Historically, elementary and secondary education has been the largest item in state budgets. During the past three decades, state spending on public education has grown both in terms of revenues spent per pupil and as a percentage of total personal income. Spending on K–12 education is expected to continue to rise during the next few years, mainly because of the increased number of teachers and other school personnel that will be needed to meet increased enrollment.

In view of the large share of state budgets devoted to public education and the cost increases expected in the future, it is appropriate to ask how state policymakers might reduce the rate of growth of local and state spending on education. One of the most promising means for doing so is school choice. To demonstrate the potential impact of school choice on state budgets, this paper draws from legislative and independent evaluations of the fiscal effects of such programs in the states that have enacted or are contemplating enacting them.

-- David Salisbury, “Saving Money and Improving Education: How School Choice Can Help States Reduce Education Costs” (executive summary)


Thursday, October 12, 2006

Money saved!

While many people often scoff at the ability of legislators to actually save money, I am always impressed when it actually happens.

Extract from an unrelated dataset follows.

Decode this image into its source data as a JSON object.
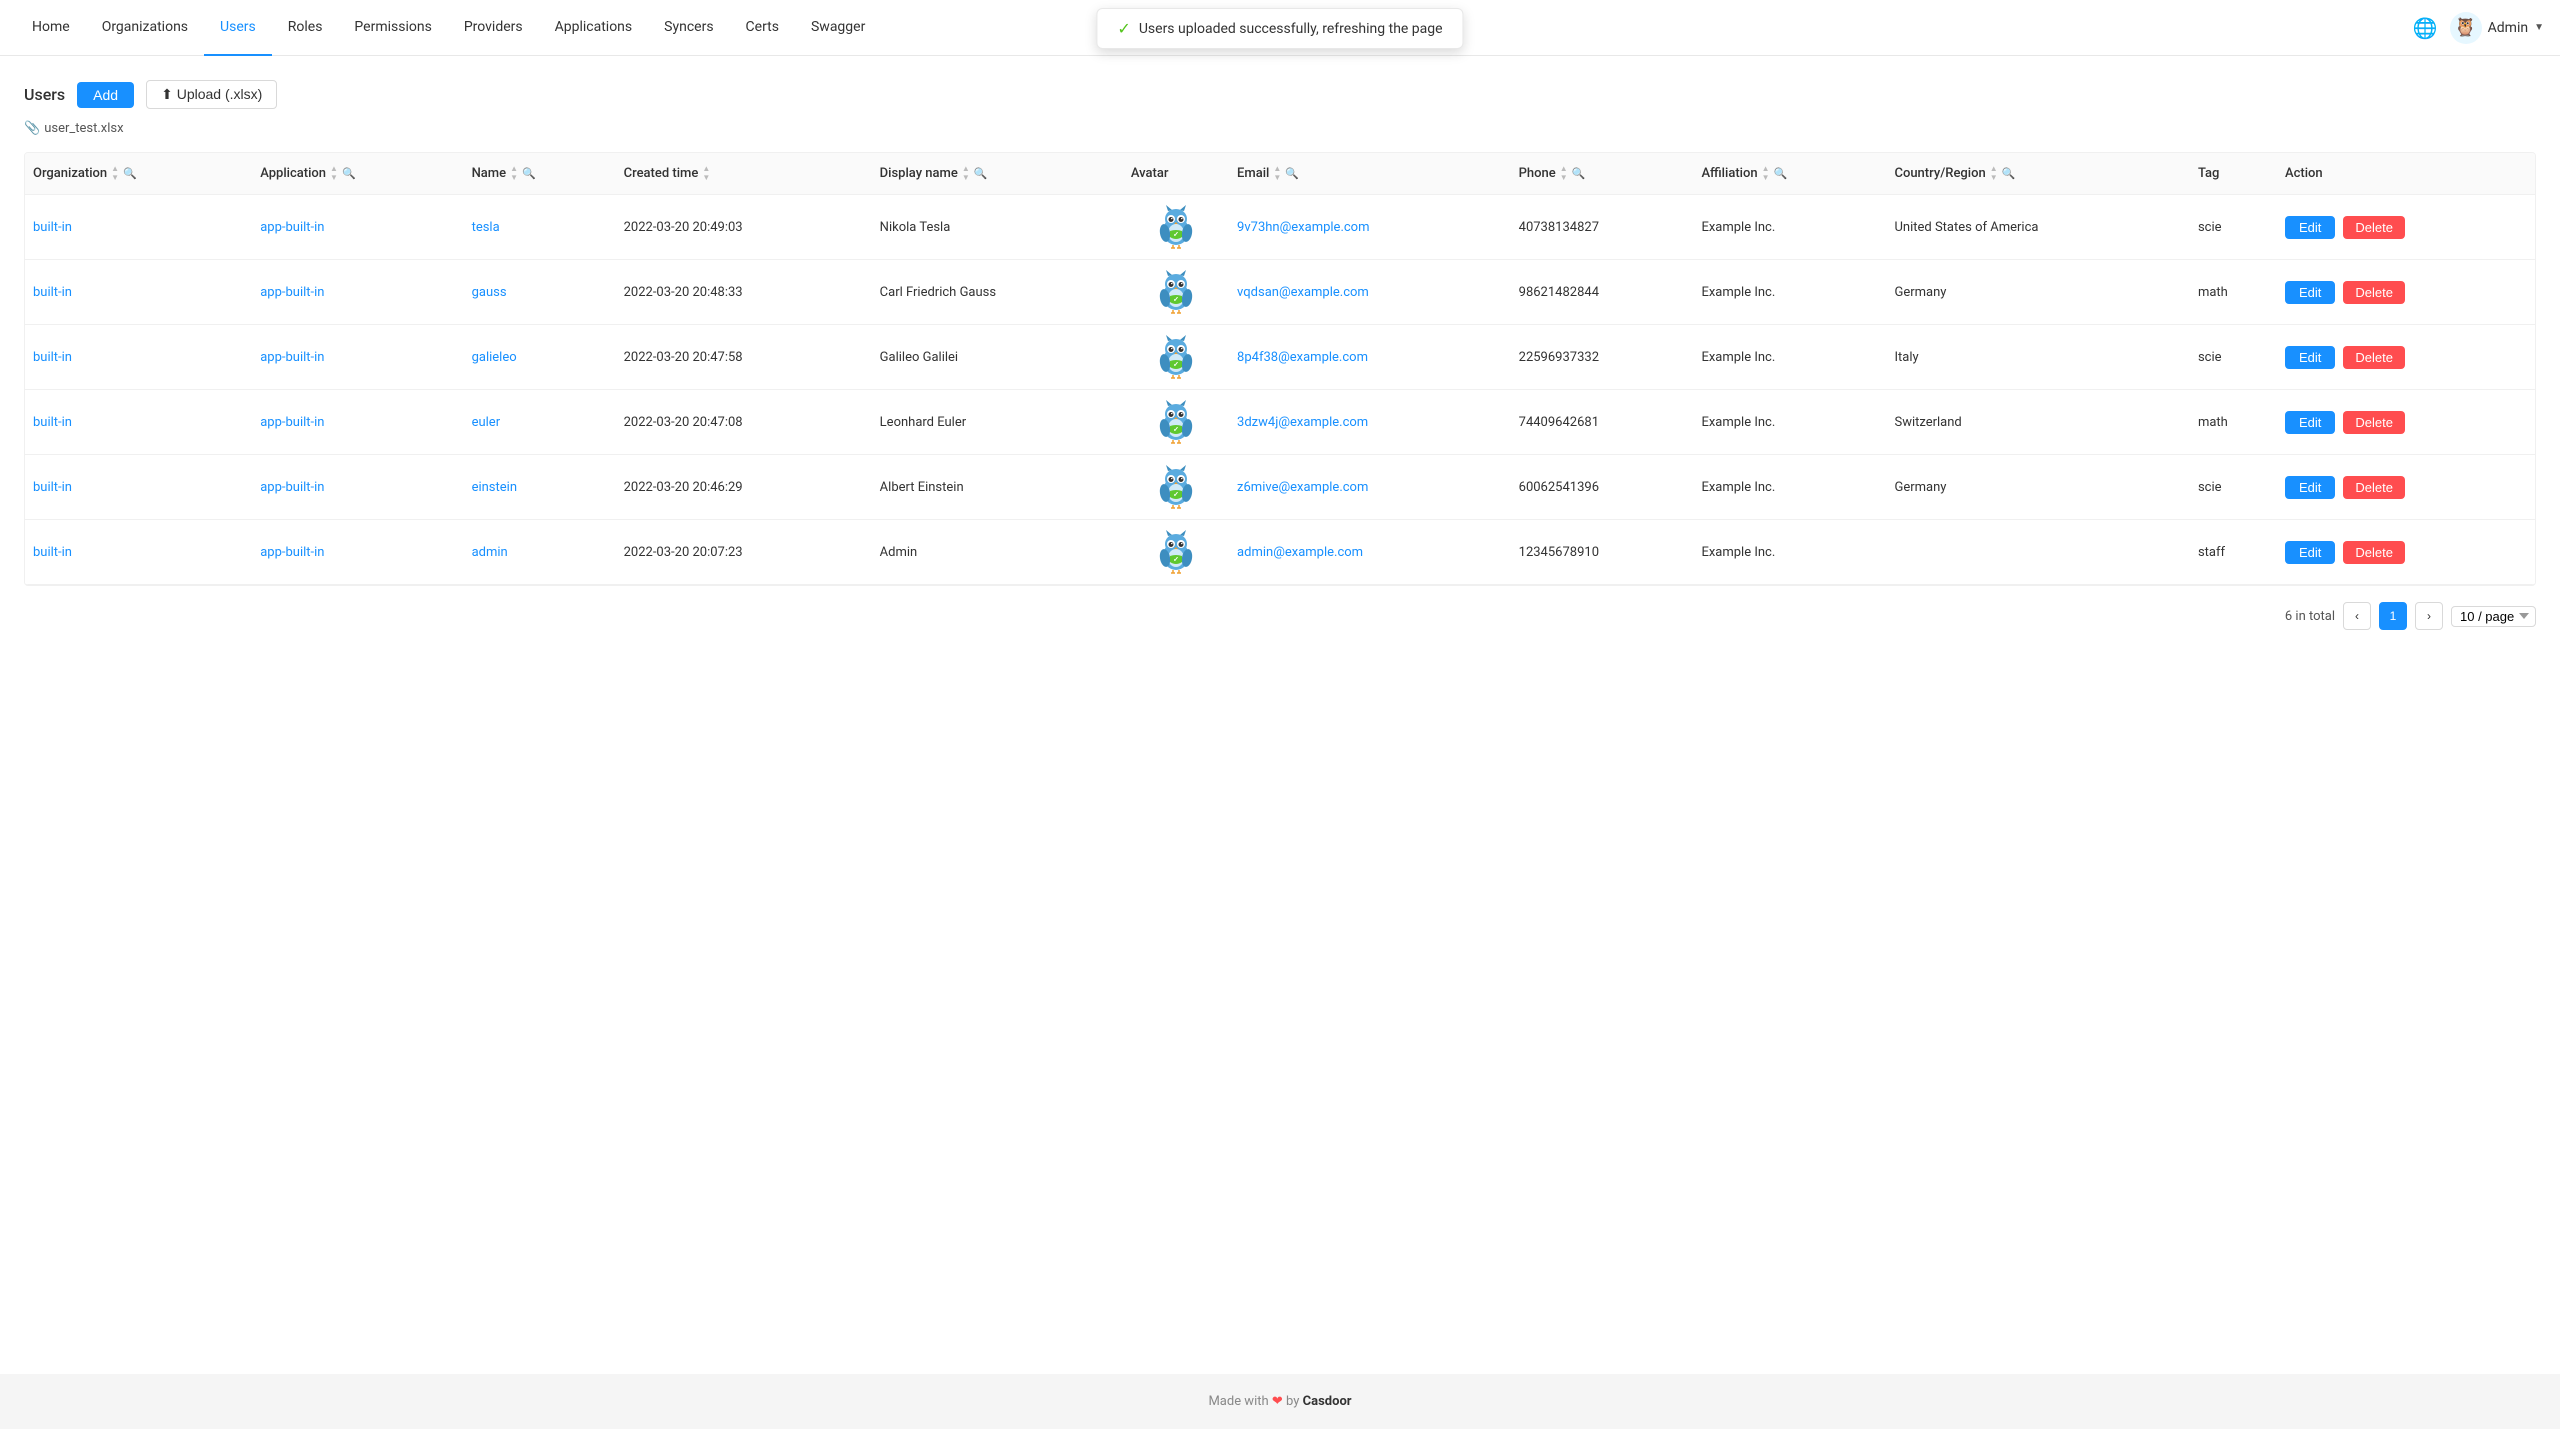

In this year's GA Session, the Commonwealth finally moved on the consolidation of the two campuses of the Virginia School for the Deaf and Blind. After THIRTY years of study, review, discussion, and political fighting, the schools will finally be consolidated to the campus at Staunton (pronounced stan ton ).

There are approximately 180 students enrolled in both schools and now part of the savings derived from the consolidation will go to these deserving students. That is good governance and we should all be proud that it has finally happened.

This really is a win-win. The campus at Hampton is about 80 acres and just off I-664 perfectly located so that literally thousands of Hampton Roads citizens can access whatever becomes the new use/uses for this property. The possibilities are tremendous and I look forward to helping that property develop.

Back in the saddle again

I realize that we have been off the blogosphere for far too long, but the Special Session was preceded by the preparation for those fabulous two days of watching 27 bills be passed by the House to be declared as "doing nothing".

Following the Special Session, I had to attend the International Bottled Water Association convention in Las Vegas. Then back to Richmond for two days of legislative meetings or as the press calls them - days of doing nothing.

NOT that I am complaining, but honestly how can passing over two dozen bills be called doing nothing? Sure didn't feel like it. In fact, as a member on the House Transportation Committee I was thoroughly impressed with the House package. Naturally, I would have liked my congestion pricing legislation to move forward. There is always another day or session in January anyway.